-I know that grindhouse theaters were infamous for oddball doublebills (Superman and Superfly anyone?) but Rodriguez and Tarantino's movies (Planet Terror and Death Proof, respectively) are far less simpatico than I ever would have expected. Rodriguez went the fluff route: his gonzo zombie flesh parade is all homage: pretty much Night and Day of the Dead with a crapload of They Live (and a dash of Escape from New York on the score). It's light, or as light as a movie about a band of survivors versus brainsucking hordes with festering boils can be, but that's about it. You watch, you grimace, you smile, it's over, you forget about it. Tarantino's film, by contrast, is a bit more. Its got an unusual structure. It's talky, even by the verbose Tarantino's standards. It takes a classic horror trope, the psychosexually deranged killer, and turns it on its head. Rodriguez celebrates exploitation cinema; Tarantino investigates it a little bit.
Together, they have an odd impact on an audience. Rodriguez' effects are ooey and gooey and heavily bolstered by CGI; Tarantino's film goes light on the blood but heavy on visceral, concussive impact. And just as they're getting into the balls-out ultraviolence of Rodriguez' picture, the movie ends and suddenly we're thrust into the backseat of a car cruising around a very mundane Austin, Texas afternoon where a bunch of chicks are sitting around chatting about their weekend plans. It's a jarring transition between two very incongruous styles.
-Both films' biggest problem: acting by their female leads. In Rodriguez's case, he cast Rose McGowan for her bombshell physique, but he's done no favors by her airheaded acting. And Tarantino picked Rent's Tracie Thoms to play the de facto Samuel L. Jackson tough-talking badass role but she can't convincingly pull off all the M.F.er-laden dialogue and, physically, she's a bit too doughy looking to play a hard-as-nails stuntwoman, especially standing next to Zoe Bell, who is a real life hard-as-nails stuntwoman.
-A lot of people have singled out Edgar Wright's very funny trailer as the best of the four included in Grindhouse to beef up the double-feature aspect of the show, but I think they're underselling Eli Roth's disturbing and disturbingly authentic ode to holiday slashers, Thanksgiving.
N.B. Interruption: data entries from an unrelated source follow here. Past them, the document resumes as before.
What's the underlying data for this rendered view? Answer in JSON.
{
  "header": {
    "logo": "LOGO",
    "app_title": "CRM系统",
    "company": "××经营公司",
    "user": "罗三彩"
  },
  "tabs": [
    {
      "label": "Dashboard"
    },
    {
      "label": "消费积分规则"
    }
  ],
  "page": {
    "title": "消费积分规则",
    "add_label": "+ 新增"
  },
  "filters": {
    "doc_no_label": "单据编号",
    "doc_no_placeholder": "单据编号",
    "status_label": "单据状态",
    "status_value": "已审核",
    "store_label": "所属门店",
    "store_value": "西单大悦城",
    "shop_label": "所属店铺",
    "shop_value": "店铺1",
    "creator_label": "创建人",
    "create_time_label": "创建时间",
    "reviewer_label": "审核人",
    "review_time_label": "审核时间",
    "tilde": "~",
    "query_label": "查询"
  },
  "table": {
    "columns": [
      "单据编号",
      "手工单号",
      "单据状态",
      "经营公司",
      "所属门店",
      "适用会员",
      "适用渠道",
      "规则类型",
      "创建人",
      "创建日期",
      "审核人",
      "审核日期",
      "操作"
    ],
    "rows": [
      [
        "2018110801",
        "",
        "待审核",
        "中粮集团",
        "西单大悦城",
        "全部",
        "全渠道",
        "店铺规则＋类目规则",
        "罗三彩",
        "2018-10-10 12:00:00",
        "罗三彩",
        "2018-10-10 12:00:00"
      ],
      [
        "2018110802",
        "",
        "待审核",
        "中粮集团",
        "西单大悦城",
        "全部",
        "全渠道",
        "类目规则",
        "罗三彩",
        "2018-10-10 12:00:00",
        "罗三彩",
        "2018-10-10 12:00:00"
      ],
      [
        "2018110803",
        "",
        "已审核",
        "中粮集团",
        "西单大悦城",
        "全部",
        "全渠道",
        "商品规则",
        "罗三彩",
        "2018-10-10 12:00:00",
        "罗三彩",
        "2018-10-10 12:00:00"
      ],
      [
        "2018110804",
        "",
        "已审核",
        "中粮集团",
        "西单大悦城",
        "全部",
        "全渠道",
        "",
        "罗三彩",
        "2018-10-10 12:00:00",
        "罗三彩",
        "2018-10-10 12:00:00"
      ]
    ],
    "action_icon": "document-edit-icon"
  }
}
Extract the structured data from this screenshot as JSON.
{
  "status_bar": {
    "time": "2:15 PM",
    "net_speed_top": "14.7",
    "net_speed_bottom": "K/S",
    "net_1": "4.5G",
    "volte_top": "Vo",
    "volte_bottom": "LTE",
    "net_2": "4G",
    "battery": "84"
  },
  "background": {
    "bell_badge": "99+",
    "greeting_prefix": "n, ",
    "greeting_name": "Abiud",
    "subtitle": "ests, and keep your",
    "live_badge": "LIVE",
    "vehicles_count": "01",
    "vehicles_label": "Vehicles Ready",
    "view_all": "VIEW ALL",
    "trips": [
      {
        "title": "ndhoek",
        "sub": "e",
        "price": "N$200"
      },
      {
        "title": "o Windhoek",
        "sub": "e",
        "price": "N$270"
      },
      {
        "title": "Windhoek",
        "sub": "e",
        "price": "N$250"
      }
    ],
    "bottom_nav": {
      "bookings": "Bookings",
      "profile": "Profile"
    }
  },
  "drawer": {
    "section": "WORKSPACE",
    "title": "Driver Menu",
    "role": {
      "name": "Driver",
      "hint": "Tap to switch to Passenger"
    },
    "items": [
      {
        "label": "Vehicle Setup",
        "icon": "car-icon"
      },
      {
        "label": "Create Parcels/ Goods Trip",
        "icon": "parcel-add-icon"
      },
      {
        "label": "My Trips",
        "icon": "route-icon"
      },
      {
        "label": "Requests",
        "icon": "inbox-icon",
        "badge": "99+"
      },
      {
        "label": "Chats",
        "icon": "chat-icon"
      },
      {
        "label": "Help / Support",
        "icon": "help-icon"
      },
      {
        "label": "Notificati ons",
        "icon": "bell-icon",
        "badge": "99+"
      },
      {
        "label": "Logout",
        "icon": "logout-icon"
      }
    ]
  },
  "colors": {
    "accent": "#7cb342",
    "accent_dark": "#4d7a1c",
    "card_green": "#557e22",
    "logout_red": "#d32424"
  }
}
It's believably crude, sexist, and intensely offensive (see the shot of a cheerleader bouncing on a trampoline that nearly got Grindhouse saddled with an NC-17). Though all the films and trailers are loaded with artificial scratches, missing frames, and cigarette burns, only Roth's trailer really looks like some lost relic of a bygone era; it's something about the sallow, faded grime of the cinematography, with the yellowed greens and slightly-off skintones that does it.
-Both movies are too long. I know that initially they'd talked about doing two hour long films, and then they beefed each up to a full feature-length, perhaps to give the appearance of better bang for the audience's buck. But 90 minutes was the upper threshold for real exploitation pictures: most don't even bust the 80 minute barrier. There's plenty of indulgent fat (granted, most of both movies is indulgent fat) that could be trimmed out of either.
-Given my incredibly high expectations, it's a wonder I enjoyed either picture, but really I liked them both, and genuinely loved Tarantino's. My one concern: in end-of-the-year consideration can I list just Death Proof or would I have to put the whole Grindhouse experience?